Richard Petty wins Daytona 500 after last-lap crash, Feb 18, 1979:
“Richard Petty comes from behind to win the 21st annual Daytona 500, after leaders Donnie Allison and Cale Yarborough crash into a wall during the final lap of the race. Allison and Yarborough then began fighting on the infield, an altercation broadcast on live television. The race helped popularize NASCAR racing at a national level.
Richard Lee Petty was the son of legendary NASCAR driver Lee Petty, who won the first Daytona 500 in 1959. That same year, Richard Petty was named NASCAR’s Rookie of the Year. He won his first Daytona 500, considered the “Super Bowl of NASCAR,” in 1964.
On February 18, 1979, Petty was vying for his sixth Daytona 500 victory. His come-from-behind win--which came after a crash took out Allison and Yarborough, who were in first and second place respectively--ended a frustrating 45-race personal losing streak.

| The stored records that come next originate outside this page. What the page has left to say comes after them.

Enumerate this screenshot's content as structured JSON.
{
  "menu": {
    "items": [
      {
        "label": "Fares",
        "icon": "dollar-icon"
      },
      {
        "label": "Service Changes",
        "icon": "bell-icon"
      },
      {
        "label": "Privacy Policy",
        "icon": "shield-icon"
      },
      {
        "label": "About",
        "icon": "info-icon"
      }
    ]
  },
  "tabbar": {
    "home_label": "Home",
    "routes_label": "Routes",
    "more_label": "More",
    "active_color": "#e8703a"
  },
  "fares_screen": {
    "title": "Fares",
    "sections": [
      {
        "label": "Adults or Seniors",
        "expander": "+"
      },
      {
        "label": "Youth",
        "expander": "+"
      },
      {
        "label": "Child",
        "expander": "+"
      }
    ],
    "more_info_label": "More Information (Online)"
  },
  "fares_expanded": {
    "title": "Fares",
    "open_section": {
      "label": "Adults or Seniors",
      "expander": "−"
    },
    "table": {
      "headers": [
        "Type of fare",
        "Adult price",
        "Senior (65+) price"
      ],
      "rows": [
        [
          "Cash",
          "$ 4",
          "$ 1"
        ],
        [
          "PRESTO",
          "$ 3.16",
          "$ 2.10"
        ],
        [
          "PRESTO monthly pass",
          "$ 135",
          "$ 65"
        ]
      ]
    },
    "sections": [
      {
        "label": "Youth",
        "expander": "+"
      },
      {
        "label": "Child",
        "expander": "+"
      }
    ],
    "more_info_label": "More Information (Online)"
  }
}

The race also proved to be a milestone for NASCAR: For the first time ever, it was being televised live, flag-to-flag, and it received huge ratings, helped in part by the fact that the East Coast was experiencing a snowstorm that day and people were home watching TV. The race also marked a significant turning point in NASCAR’s transformation from a regional sport popular primarily in the South, to a national sport with a broad audience.
Later that same year, Petty won his seventh and final Winston Cup championship. He won his seventh and final Daytona 500 in 1981. Petty, nicknamed “The King” and considered by many to be the greatest driver in NASCAR history, retired from racing after the 1992 season with a total of 200 wins. Petty’s son Kyle and his grandson Adam also became NASCAR drivers. Adam Petty died at age 19 in an accident on May 12, 2000, at the New Hampshire International Speedway.”
It was my morning to take care of the cats in the SPCA’s Cat Habitat at Petco in Conroe.
Arlo was there, and he was just as pleased to see me, as I was to see him. There are just two left, Arlo and Art, of that litter of five that were found in a taped up box outside Petco. The habitat is working, we are getting our cats adopted.
I grabbed one of those Petco carts that is like the ones at the garden centers, and used it as a work table. The supply cart/work table hasn’t arrived yet. Ray had warned me, don’t give the cats their canned food first, it gets them all stirred up. Once I had grabbed what I needed out of the storage areas, it was easy, and didn’t take long. The AM shift just has to feed, wash dishes, and scoop boxes. The PM shift has a lot more to do.
As I was in Conroe, I thought I might as well do some shopping, so I went in the back door of Walmart, as the front parking lot was jammed. I rarely go to Walmart, but I was so close and needed some things that I could buy in their Health and Beauty Dept. Even though I had to wait for customers who wanted keys cut, it was still quicker at the back door.
When I got home, I took Misty for her walk, and took care of Miss Priss and Satchmo. They haven’t met yet, they are at opposite ends of the house. It is against foster rules to let an SPCA foster to mingle with a cat that hasn’t been checked out by a vet. Satchmo must be feeling more at ease, as I noticed that he spends more time at the window than in his hidey-hole these days.